This article was published 06/10/2020 (785 days ago), so information in it may no longer be current.
Three members of a Winnipeg family accused of staging a hate crime at their now-defunct River Heights restaurant have every intention of returning to Winnipeg for trial once COVID-19 restrictions are reduced, their lawyers say.
“They maintain their innocence and want their day in court,” said Phil Cramer, lawyer for Maxim Berent, who, along with his father Alexander and mother Oxana Berent, are facing charges of public mischief after alleging their Corydon Avenue restaurant, BerMax Caffé + Bistro, had been the target of four anti-Semitic attacks last year.
The three accused relocated to Los Angeles in January and were set to stand trial in Winnipeg, beginning Oct. 13.
Last week, a judge, in the expectation the three accused would not arrive in Winnipeg for trial, issued warrants for their arrest.
Defence lawyers said Tuesday they agreed to the warrants, which would allow the three accused to return to Winnipeg at a later date, turn themselves in to police, and then be released on a promise to appear in court.
“This was all by agreement (with the Crown),” said Michael Lazar, Oxana Berent’s lawyer, adding the three accused have had an active role in trial discussions since their move to California.
“If you are just going to abscond and blow the whole thing off, you don’t make efforts to try and make other arrangements, you just disappear,” Lazar said.
“If you are just going to abscond and blow the whole thing off, you don’t make efforts to try and make other arrangements, you just disappear.”
– Michael Lazar, Oxana Berent’s lawyer
Lazar said the family was given court approval to relocate to Los Angeles in January, before the pandemic, after arguing they had no financial supports in Winnipeg and were being ostracized by the religious community.
In Los Angeles, the family found support with a local Jewish social agency, Lazar said.
“And then COVID came along, and we indicated to them that, obviously now coming from the States, you have to isolate for two weeks when you get back,” Lazar said.
The family’s efforts to find a place to stay were fruitless, and they didn’t have the money to pay for two weeks in a hotel, Lazar said.
Defence lawyers filed a motion to allow the trial to proceed with the three accused participating via video from Los Angeles, but it was dismissed.
“I think part of the issue is it was going to be a lengthy trial,” Lazar said. “There have been a number of cases during COVID where people have done this, but this was a much longer, more complicated trial, there was video evidence, surveillance, and the judge was concerned that (the accused) wouldn’t be able to see it.”
Then last week, defence lawyers filed a motion to adjourn the trial, but a judge rejected it because no fixed date could be assigned.
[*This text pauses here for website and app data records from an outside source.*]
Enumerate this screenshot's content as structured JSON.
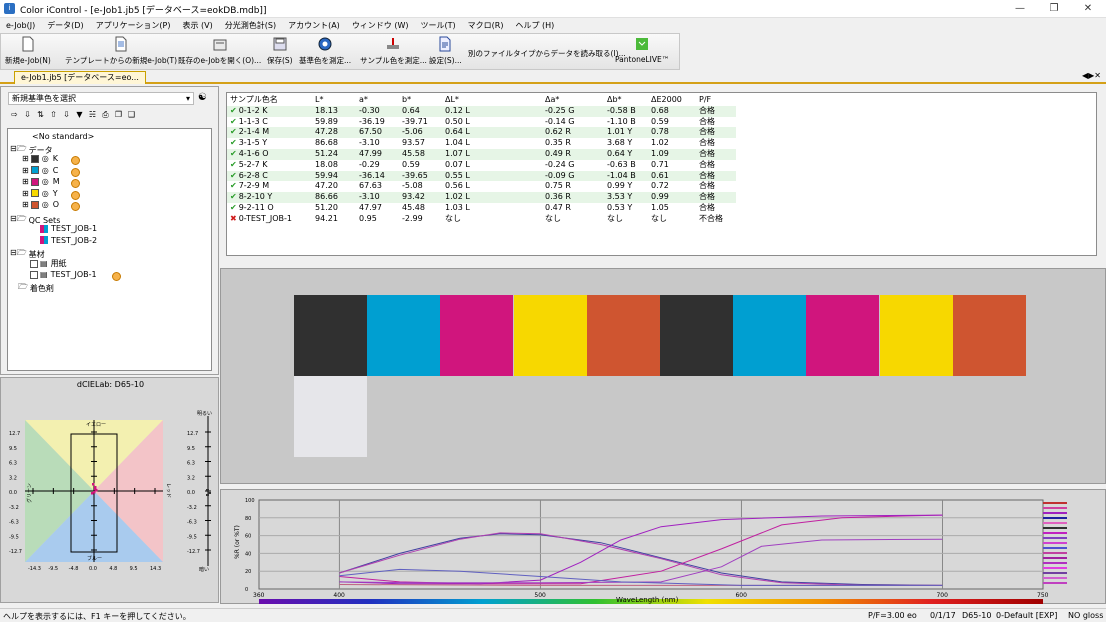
{
  "window": {
    "title": "Color iControl - [e-Job1.jb5 [データベース=eokDB.mdb]]",
    "icon": "app-icon"
  },
  "menu": [
    "e-Job(J)",
    "データ(D)",
    "アプリケーション(P)",
    "表示 (V)",
    "分光測色計(S)",
    "アカウント(A)",
    "ウィンドウ (W)",
    "ツール(T)",
    "マクロ(R)",
    "ヘルプ (H)"
  ],
  "toolbar": [
    {
      "label": "新規e-Job(N)",
      "icon": "new-document-icon"
    },
    {
      "label": "テンプレートからの新規e-Job(T)",
      "icon": "template-document-icon"
    },
    {
      "label": "既存のe-Jobを開く(O)...",
      "icon": "open-folder-icon"
    },
    {
      "label": "保存(S)",
      "icon": "save-icon"
    },
    {
      "label": "基準色を測定...",
      "icon": "measure-standard-icon"
    },
    {
      "label": "サンプル色を測定...",
      "icon": "measure-sample-icon"
    },
    {
      "label": "設定(S)...",
      "icon": "settings-document-icon"
    },
    {
      "label": "別のファイルタイプからデータを読み取る(I)...",
      "icon": ""
    },
    {
      "label": "PantoneLIVE™",
      "icon": "pantone-live-icon"
    }
  ],
  "tab": {
    "label": "e-Job1.jb5 [データベース=eo..."
  },
  "standard_select": {
    "value": "新規基準色を選択"
  },
  "tree": {
    "no_standard": "<No standard>",
    "data_folder": "データ",
    "data_items": [
      {
        "label": "K",
        "color": "#303030"
      },
      {
        "label": "C",
        "color": "#009fd1"
      },
      {
        "label": "M",
        "color": "#d0157d"
      },
      {
        "label": "Y",
        "color": "#f7d800"
      },
      {
        "label": "O",
        "color": "#cf5530"
      }
    ],
    "qc_folder": "QC Sets",
    "qc_items": [
      "TEST_JOB-1",
      "TEST_JOB-2"
    ],
    "substrate_folder": "基材",
    "substrate_items": [
      "用紙",
      "TEST_JOB-1"
    ],
    "colorant_folder": "着色剤"
  },
  "cielab": {
    "title": "dCIELab: D65-10",
    "top_label": "イエロー",
    "bottom_label": "ブルー",
    "left_label": "グリーン",
    "right_label": "レッド",
    "l_top": "明るい",
    "l_bottom": "暗い",
    "y_ticks": [
      "12.7",
      "9.5",
      "6.3",
      "3.2",
      "0.0",
      "-3.2",
      "-6.3",
      "-9.5",
      "-12.7"
    ],
    "x_ticks": [
      "-14.3",
      "-9.5",
      "-4.8",
      "0.0",
      "4.8",
      "9.5",
      "14.3"
    ],
    "colors": {
      "yellow": "#f3f0b0",
      "red": "#f3c4c8",
      "blue": "#a9cbee",
      "green": "#b9dcb9"
    }
  },
  "table": {
    "headers": [
      "サンプル色名",
      "L*",
      "a*",
      "b*",
      "ΔL*",
      "Δa*",
      "Δb*",
      "ΔE2000",
      "P/F"
    ],
    "rows": [
      {
        "status": "pass",
        "name": "0-1-2 K",
        "L": "18.13",
        "a": "-0.30",
        "b": "0.64",
        "dL": "0.12 L",
        "da": "-0.25 G",
        "db": "-0.58 B",
        "dE": "0.68",
        "pf": "合格"
      },
      {
        "status": "pass",
        "name": "1-1-3 C",
        "L": "59.89",
        "a": "-36.19",
        "b": "-39.71",
        "dL": "0.50 L",
        "da": "-0.14 G",
        "db": "-1.10 B",
        "dE": "0.59",
        "pf": "合格"
      },
      {
        "status": "pass",
        "name": "2-1-4 M",
        "L": "47.28",
        "a": "67.50",
        "b": "-5.06",
        "dL": "0.64 L",
        "da": "0.62 R",
        "db": "1.01 Y",
        "dE": "0.78",
        "pf": "合格"
      },
      {
        "status": "pass",
        "name": "3-1-5 Y",
        "L": "86.68",
        "a": "-3.10",
        "b": "93.57",
        "dL": "1.04 L",
        "da": "0.35 R",
        "db": "3.68 Y",
        "dE": "1.02",
        "pf": "合格"
      },
      {
        "status": "pass",
        "name": "4-1-6 O",
        "L": "51.24",
        "a": "47.99",
        "b": "45.58",
        "dL": "1.07 L",
        "da": "0.49 R",
        "db": "0.64 Y",
        "dE": "1.09",
        "pf": "合格"
      },
      {
        "status": "pass",
        "name": "5-2-7 K",
        "L": "18.08",
        "a": "-0.29",
        "b": "0.59",
        "dL": "0.07 L",
        "da": "-0.24 G",
        "db": "-0.63 B",
        "dE": "0.71",
        "pf": "合格"
      },
      {
        "status": "pass",
        "name": "6-2-8 C",
        "L": "59.94",
        "a": "-36.14",
        "b": "-39.65",
        "dL": "0.55 L",
        "da": "-0.09 G",
        "db": "-1.04 B",
        "dE": "0.61",
        "pf": "合格"
      },
      {
        "status": "pass",
        "name": "7-2-9 M",
        "L": "47.20",
        "a": "67.63",
        "b": "-5.08",
        "dL": "0.56 L",
        "da": "0.75 R",
        "db": "0.99 Y",
        "dE": "0.72",
        "pf": "合格"
      },
      {
        "status": "pass",
        "name": "8-2-10 Y",
        "L": "86.66",
        "a": "-3.10",
        "b": "93.42",
        "dL": "1.02 L",
        "da": "0.36 R",
        "db": "3.53 Y",
        "dE": "0.99",
        "pf": "合格"
      },
      {
        "status": "pass",
        "name": "9-2-11 O",
        "L": "51.20",
        "a": "47.97",
        "b": "45.48",
        "dL": "1.03 L",
        "da": "0.47 R",
        "db": "0.53 Y",
        "dE": "1.05",
        "pf": "合格"
      },
      {
        "status": "fail",
        "name": "0-TEST_JOB-1",
        "L": "94.21",
        "a": "0.95",
        "b": "-2.99",
        "dL": "なし",
        "da": "なし",
        "db": "なし",
        "dE": "なし",
        "pf": "不合格"
      }
    ]
  },
  "swatch_colors": [
    "#303030",
    "#009fd1",
    "#d0157d",
    "#f7d800",
    "#cf5530",
    "#303030",
    "#009fd1",
    "#d0157d",
    "#f7d800",
    "#cf5530",
    "#e6e6ea"
  ],
  "spectrum": {
    "xlabel": "WaveLength (nm)",
    "ylabel": "%R (or %T)",
    "x_ticks": [
      "360",
      "400",
      "500",
      "600",
      "700",
      "750"
    ],
    "y_ticks": [
      "100",
      "80",
      "60",
      "40",
      "20",
      "0"
    ]
  },
  "status": {
    "help": "ヘルプを表示するには、F1 キーを押してください。",
    "pf": "P/F=3.00",
    "user": "eo",
    "date": "0/1/17",
    "illum": "D65-10",
    "default": "0-Default [EXP]",
    "gloss": "NO gloss"
  }
}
It was after that when Crown and defence lawyers agreed to cancel the trial and issue the arrest warrants, including an agreement from the Crown that the three accused would not be charged with failing to appear in court upon their return to Winnipeg.
“It was clear they couldn’t physically come back right now,” Lazar said. “Quarantine was the big issue.
“This was actually a fairly co-operative effort between the Crown and defence lawyers to try and deal with this,” he said. “We are dealing with unusual situations due to COVID right now and it requires a fair degree of creativity sometimes.”
Someone once said a journalist is just a reporter in a good suit. Dean Pritchard doesn’t own a good suit. But he knows a good lawsuit.